Last week, executive recruiter Bruce Hurwitz dropped in from 1973 to offer some real talk to the networkers of LinkedIn: If you’re a woman interviewing for a job, “Lose the rock!” You heard the man, gals: If you’re engaged to be married, and have chosen to symbolize that agreement via a chunk of compressed carbon, for the love of all that is holy, pry that Taylor-Burton off your finger before you walk in the door! Why? Well, “When a man sees that ring he immediately assumes you are high maintenance,” Hurwitz explains. Because obviously all men in important hiring positions are heterosexuals with shrew wives at home whose $19,000-a-month Oxy-and-Botox habit hoovers away their bonuses, amirite?(btw, when I was on the market, I was worried about being 'dressed for success' and in particular obsessed over the bone-crunchingly painful shoes Molloy recommended. I should have been more concerned about explaining Kant's schematism. Note to this year's job applicants: dress comfortably.I hope to see some of you on Skype in January.)

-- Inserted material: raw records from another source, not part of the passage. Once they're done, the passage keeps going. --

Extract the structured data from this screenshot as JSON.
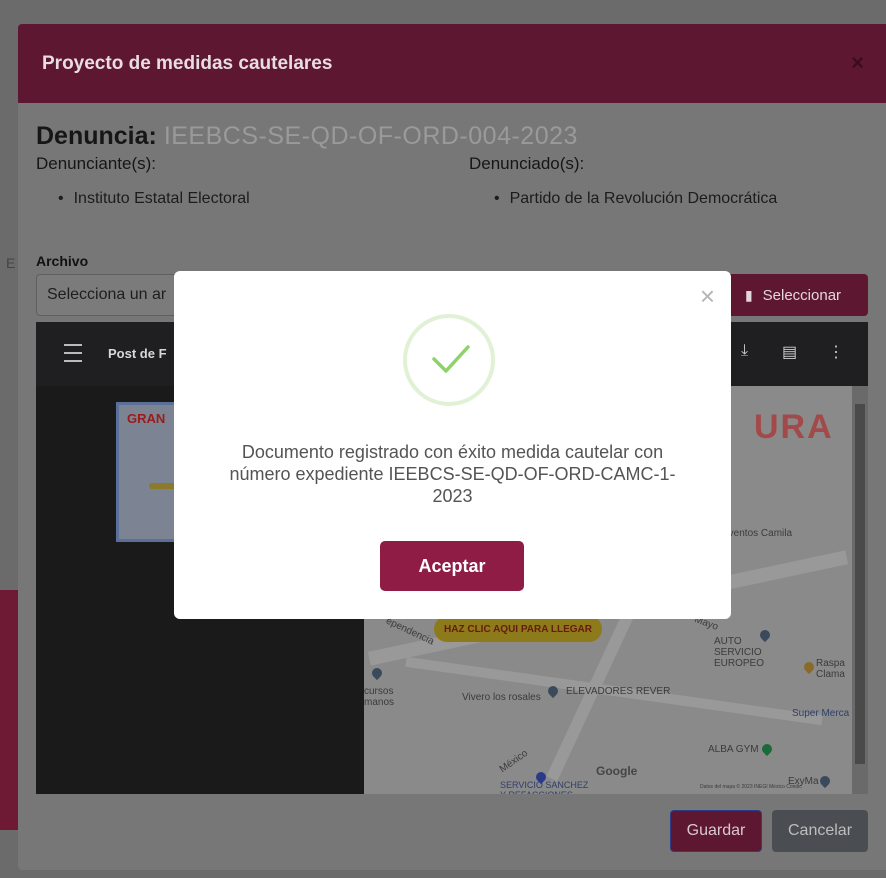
{
  "background": {
    "side_letter": "E"
  },
  "modal": {
    "title": "Proyecto de medidas cautelares",
    "close_label": "×",
    "denuncia_label": "Denuncia:",
    "denuncia_number": "IEEBCS-SE-QD-OF-ORD-004-2023",
    "denunciantes_label": "Denunciante(s):",
    "denunciantes": [
      "Instituto Estatal Electoral"
    ],
    "denunciados_label": "Denunciado(s):",
    "denunciados": [
      "Partido de la Revolución Democrática"
    ],
    "archivo_label": "Archivo",
    "file_placeholder": "Selecciona un ar",
    "select_label": "Seleccionar",
    "save_label": "Guardar",
    "cancel_label": "Cancelar"
  },
  "viewer": {
    "doc_title": "Post de F",
    "thumb_title": "GRAN",
    "map": {
      "banner": "HAZ CLIC AQUI PARA LLEGAR",
      "big_text": "URA",
      "labels": {
        "eventos": "Eventos Camila",
        "auto_servicio": "AUTO SERVICIO EUROPEO",
        "raspa": "Raspa Clama",
        "super": "Super Merca",
        "vivero": "Vivero los rosales",
        "elevadores": "ELEVADORES REVER",
        "alba": "ALBA GYM",
        "exyma": "ExyMa",
        "servicio": "SERVICIO SANCHEZ Y REFACCIONES",
        "mexico": "México",
        "mayo": "Mayo",
        "independencia": "ependencia",
        "recursos": "cursos manos",
        "google": "Google",
        "footer": "Datos del mapa © 2023 INEGI  México  Condic"
      }
    }
  },
  "dialog": {
    "close_label": "×",
    "message": "Documento registrado con éxito medida cautelar con número expediente IEEBCS-SE-QD-OF-ORD-CAMC-1-2023",
    "accept_label": "Aceptar",
    "success_color": "#7ccf5a"
  },
  "colors": {
    "brand": "#8e1c44",
    "header_dimmed": "#5e1730"
  }
}
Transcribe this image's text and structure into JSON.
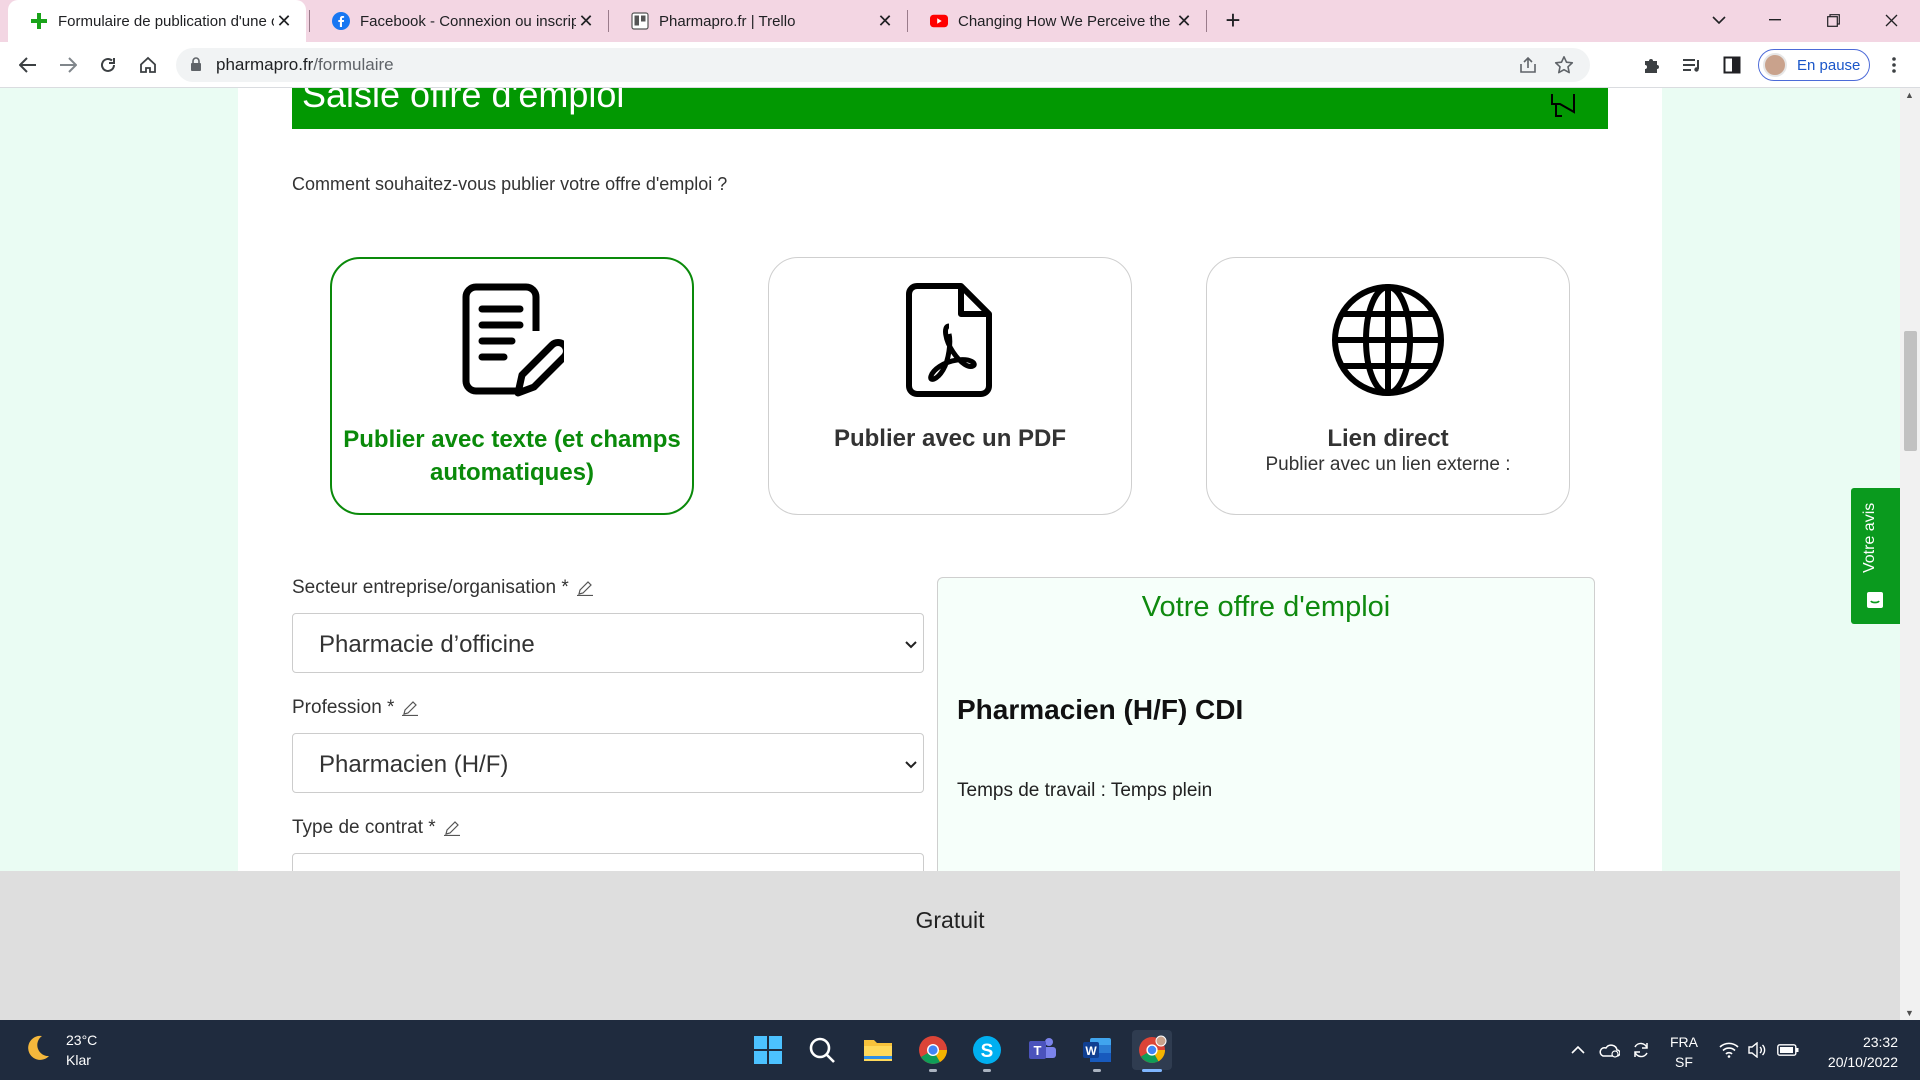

Be prepared, job questers. I have no advice about the rings, but I do advise: wear comfortable clothing, and then stress over something more interesting. And for those academic bloggers who have in the past dissed Schuman for no discernible reason (I'm looking at you, Brian)---try wearing comfortable shoes. You'll think better.The reasons female academics are routinely advised to remove engagement and wedding rings for interviews are, of course, totally sexist. If committee members see a ring on a woman’s finger, they will surely fret—as they finalize the pages from Judith Butler’s Gender Trouble on their syllabus—that she’s going to try to finagle an expensive spousal hire for her husband. Wives of male academics, on the other hand, are never assumed to need a career as a condition of relocation, or they’re assumed to be content with courtesy title and a few shitty adjunct courses per year. (A man, on the other hand, would of course be far too emasculated, if everyone in the department knew him as “the spousal hire” adjunct. Not even worth considering!)Ach, worse, the committee members will worry—as they donate another $25 to the historic Clinton presidential campaign—does this young lady think she’s going to pop out a litter and take fifty maternity leaves as soon as she gets a steady job, and throw her tenure case down the drain? Of course, with (cisgendered, hetero) male applicants this isn’t an issue. For, lo, there is no marriage or baby “penalty” for them—indeed, a family is a career booster for them—so search committees rarely worry that a man’s family will impede his productivity.And no, I’m not talking about some high-pressure STEM field where people are in a race against time to invent a sentient robot that has more empathy than the current, prevailing sentient robot. I understand that the pressure on scientists of all genders to “be in the lab Sunday or don’t show up Monday” is real. What makes me so pissed is that this utterly irrelevant sexism happens in the humanities and lab-free social sciences, a.k.a. literally the family-friendliest workplaces the world has ever known.